The input Start Marker

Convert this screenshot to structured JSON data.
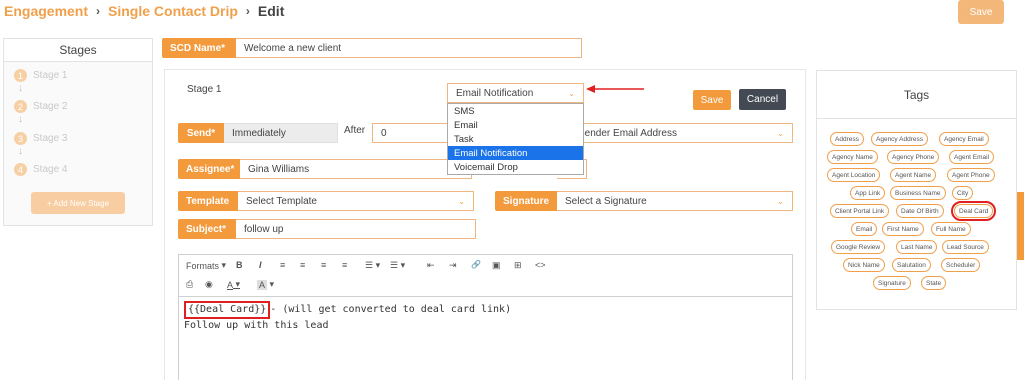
{
  "breadcrumb": {
    "item1": "Engagement",
    "item2": "Single Contact Drip",
    "item3": "Edit",
    "sep": "›"
  },
  "top_save": "Save",
  "stages": {
    "title": "Stages",
    "items": [
      {
        "num": "1",
        "label": "Stage 1"
      },
      {
        "num": "2",
        "label": "Stage 2"
      },
      {
        "num": "3",
        "label": "Stage 3"
      },
      {
        "num": "4",
        "label": "Stage 4"
      }
    ],
    "add_button": "+ Add New Stage"
  },
  "scd_name": {
    "label": "SCD Name*",
    "value": "Welcome a new client"
  },
  "stage_title": "Stage 1",
  "type_select": {
    "value": "Email Notification",
    "options": [
      "SMS",
      "Email",
      "Task",
      "Email Notification",
      "Voicemail Drop"
    ],
    "selected_index": 3
  },
  "save_label": "Save",
  "cancel_label": "Cancel",
  "send": {
    "label": "Send*",
    "value": "Immediately",
    "after_label": "After",
    "after_value": "0"
  },
  "sender": {
    "placeholder": "Sender Email Address"
  },
  "assignee": {
    "label": "Assignee*",
    "value": "Gina Williams"
  },
  "template": {
    "label": "Template",
    "value": "Select Template"
  },
  "signature": {
    "label": "Signature",
    "value": "Select a Signature"
  },
  "subject": {
    "label": "Subject*",
    "value": "follow up"
  },
  "toolbar": {
    "formats": "Formats",
    "bold": "B",
    "italic": "I",
    "align_left": "≡",
    "align_center": "≡",
    "align_right": "≡",
    "align_justify": "≡",
    "bullets": "☰",
    "numbers": "☰",
    "outdent": "⇤",
    "indent": "⇥",
    "link": "🔗",
    "image": "▣",
    "embed": "⊞",
    "code": "<>",
    "print": "⎙",
    "preview": "◉",
    "text_color": "A",
    "bg_color": "A"
  },
  "editor": {
    "deal_card": "{{Deal Card}}",
    "line1_rest": "- (will get converted to deal card link)",
    "line2": "Follow up with this lead"
  },
  "tags": {
    "title": "Tags",
    "items": [
      "Address",
      "Agency Address",
      "Agency Email",
      "Agency Name",
      "Agency Phone",
      "Agent Email",
      "Agent Location",
      "Agent Name",
      "Agent Phone",
      "App Link",
      "Business Name",
      "City",
      "Client Portal Link",
      "Date Of Birth",
      "Deal Card",
      "Email",
      "First Name",
      "Full Name",
      "Google Review",
      "Last Name",
      "Lead Source",
      "Nick Name",
      "Salutation",
      "Scheduler",
      "Signature",
      "State"
    ],
    "highlighted": "Deal Card"
  },
  "colors": {
    "accent": "#f39a3d",
    "accent_light": "#f4b77a",
    "dark": "#434a54",
    "highlight": "#e02020",
    "select_blue": "#1a73e8"
  }
}
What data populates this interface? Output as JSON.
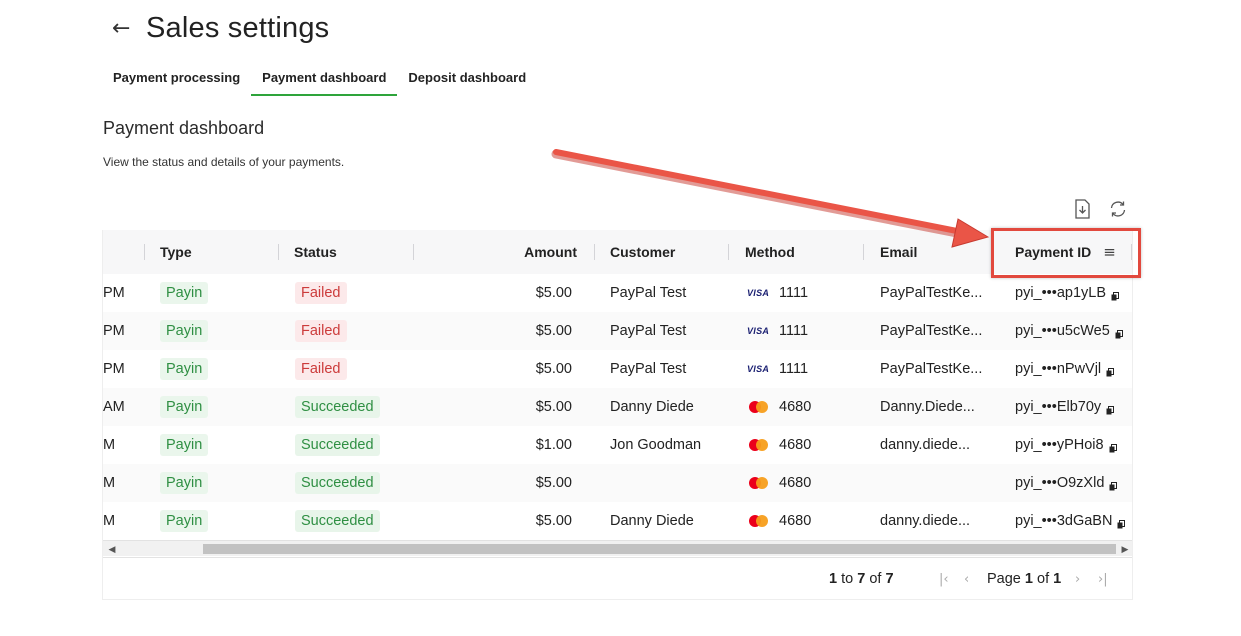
{
  "header": {
    "title": "Sales settings"
  },
  "tabs": [
    {
      "label": "Payment processing",
      "active": false
    },
    {
      "label": "Payment dashboard",
      "active": true
    },
    {
      "label": "Deposit dashboard",
      "active": false
    }
  ],
  "section": {
    "title": "Payment dashboard",
    "description": "View the status and details of your payments."
  },
  "toolbar": {
    "download_icon": "download-icon",
    "refresh_icon": "refresh-icon"
  },
  "columns": {
    "type": "Type",
    "status": "Status",
    "amount": "Amount",
    "customer": "Customer",
    "method": "Method",
    "email": "Email",
    "payment_id": "Payment ID"
  },
  "rows": [
    {
      "time": "PM",
      "type": "Payin",
      "status": "Failed",
      "amount": "$5.00",
      "customer": "PayPal Test",
      "card": "visa",
      "last4": "1111",
      "email": "PayPalTestKe...",
      "payment_id": "pyi_•••ap1yLB"
    },
    {
      "time": "PM",
      "type": "Payin",
      "status": "Failed",
      "amount": "$5.00",
      "customer": "PayPal Test",
      "card": "visa",
      "last4": "1111",
      "email": "PayPalTestKe...",
      "payment_id": "pyi_•••u5cWe5"
    },
    {
      "time": "PM",
      "type": "Payin",
      "status": "Failed",
      "amount": "$5.00",
      "customer": "PayPal Test",
      "card": "visa",
      "last4": "1111",
      "email": "PayPalTestKe...",
      "payment_id": "pyi_•••nPwVjl"
    },
    {
      "time": "AM",
      "type": "Payin",
      "status": "Succeeded",
      "amount": "$5.00",
      "customer": "Danny Diede",
      "card": "mastercard",
      "last4": "4680",
      "email": "Danny.Diede...",
      "payment_id": "pyi_•••Elb70y"
    },
    {
      "time": "M",
      "type": "Payin",
      "status": "Succeeded",
      "amount": "$1.00",
      "customer": "Jon Goodman",
      "card": "mastercard",
      "last4": "4680",
      "email": "danny.diede...",
      "payment_id": "pyi_•••yPHoi8"
    },
    {
      "time": "M",
      "type": "Payin",
      "status": "Succeeded",
      "amount": "$5.00",
      "customer": "",
      "card": "mastercard",
      "last4": "4680",
      "email": "",
      "payment_id": "pyi_•••O9zXld"
    },
    {
      "time": "M",
      "type": "Payin",
      "status": "Succeeded",
      "amount": "$5.00",
      "customer": "Danny Diede",
      "card": "mastercard",
      "last4": "4680",
      "email": "danny.diede...",
      "payment_id": "pyi_•••3dGaBN"
    }
  ],
  "card_labels": {
    "visa": "VISA"
  },
  "pagination": {
    "from": "1",
    "to_word": "to",
    "to": "7",
    "of_word": "of",
    "total": "7",
    "page_word": "Page",
    "page": "1",
    "pages": "1"
  },
  "colors": {
    "accent": "#2ea43b",
    "annotation": "#e2493e"
  }
}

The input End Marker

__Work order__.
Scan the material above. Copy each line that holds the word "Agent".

__Final answer__.
      "Agent Email",
      "Agent Location",
      "Agent Name",
      "Agent Phone",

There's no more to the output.